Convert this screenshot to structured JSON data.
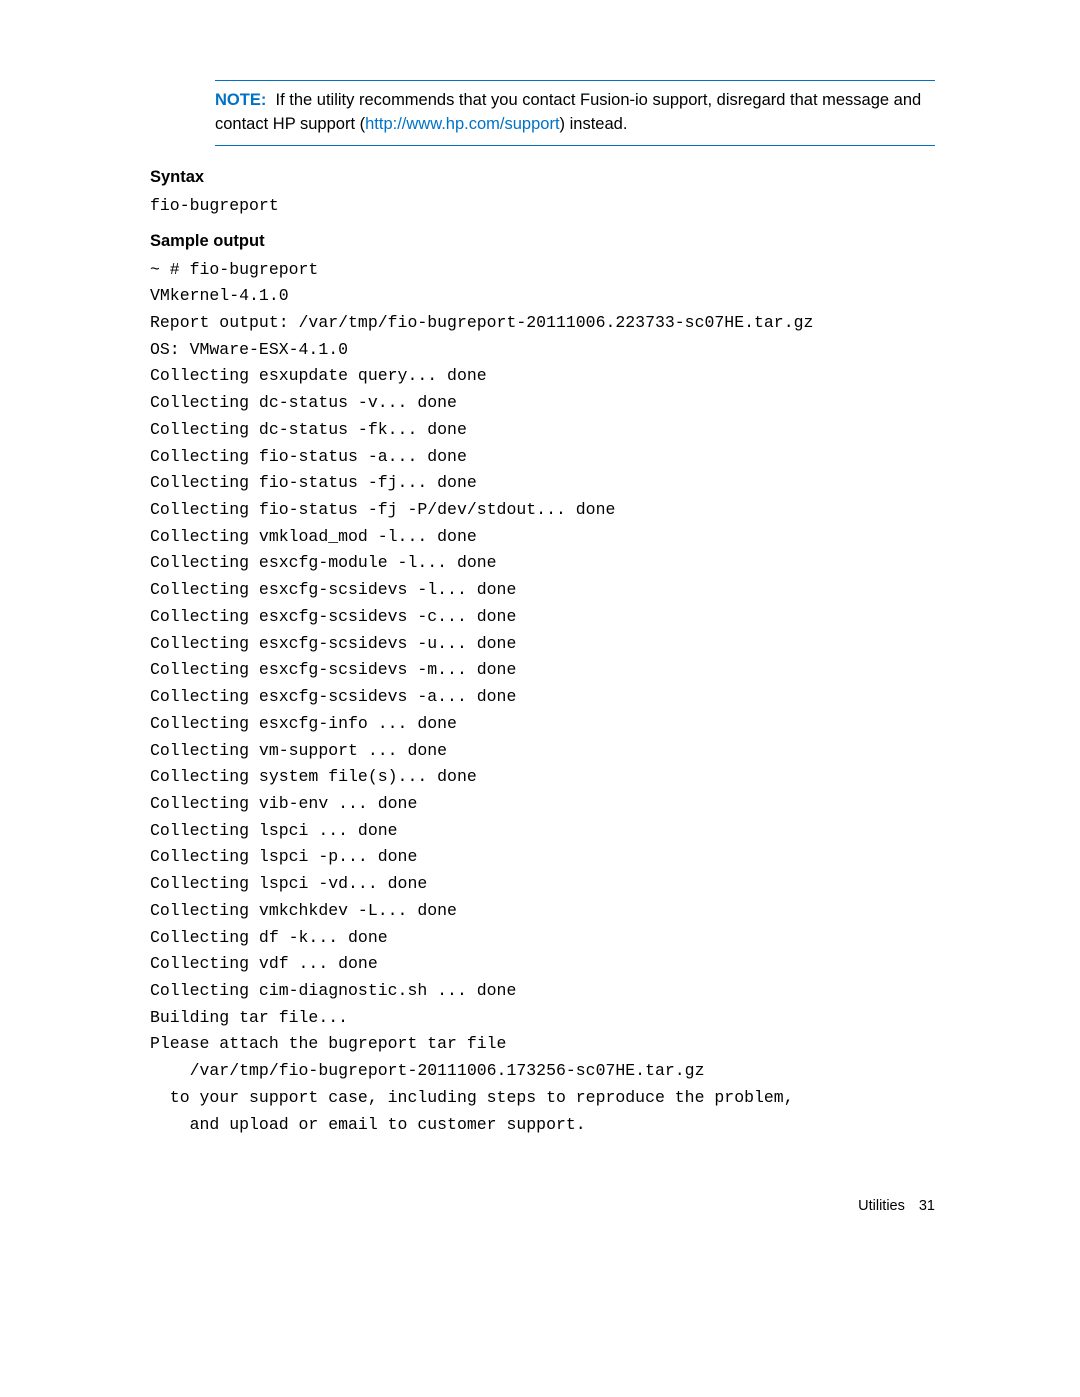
{
  "note": {
    "label": "NOTE:",
    "text_before_link": "If the utility recommends that you contact Fusion-io support, disregard that message and contact HP support (",
    "link_text": "http://www.hp.com/support",
    "text_after_link": ") instead."
  },
  "syntax": {
    "heading": "Syntax",
    "command": "fio-bugreport"
  },
  "sample": {
    "heading": "Sample output",
    "lines": [
      "~ # fio-bugreport",
      "VMkernel-4.1.0",
      "Report output: /var/tmp/fio-bugreport-20111006.223733-sc07HE.tar.gz",
      "OS: VMware-ESX-4.1.0",
      "Collecting esxupdate query... done",
      "Collecting dc-status -v... done",
      "Collecting dc-status -fk... done",
      "Collecting fio-status -a... done",
      "Collecting fio-status -fj... done",
      "Collecting fio-status -fj -P/dev/stdout... done",
      "Collecting vmkload_mod -l... done",
      "Collecting esxcfg-module -l... done",
      "Collecting esxcfg-scsidevs -l... done",
      "Collecting esxcfg-scsidevs -c... done",
      "Collecting esxcfg-scsidevs -u... done",
      "Collecting esxcfg-scsidevs -m... done",
      "Collecting esxcfg-scsidevs -a... done",
      "Collecting esxcfg-info ... done",
      "Collecting vm-support ... done",
      "Collecting system file(s)... done",
      "Collecting vib-env ... done",
      "Collecting lspci ... done",
      "Collecting lspci -p... done",
      "Collecting lspci -vd... done",
      "Collecting vmkchkdev -L... done",
      "Collecting df -k... done",
      "Collecting vdf ... done",
      "Collecting cim-diagnostic.sh ... done",
      "Building tar file...",
      "Please attach the bugreport tar file",
      "    /var/tmp/fio-bugreport-20111006.173256-sc07HE.tar.gz",
      "  to your support case, including steps to reproduce the problem,",
      "    and upload or email to customer support."
    ]
  },
  "footer": {
    "section": "Utilities",
    "page": "31"
  }
}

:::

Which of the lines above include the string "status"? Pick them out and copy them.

      "Collecting dc-status -v... done",
      "Collecting dc-status -fk... done",
      "Collecting fio-status -a... done",
      "Collecting fio-status -fj... done",
      "Collecting fio-status -fj -P/dev/stdout... done",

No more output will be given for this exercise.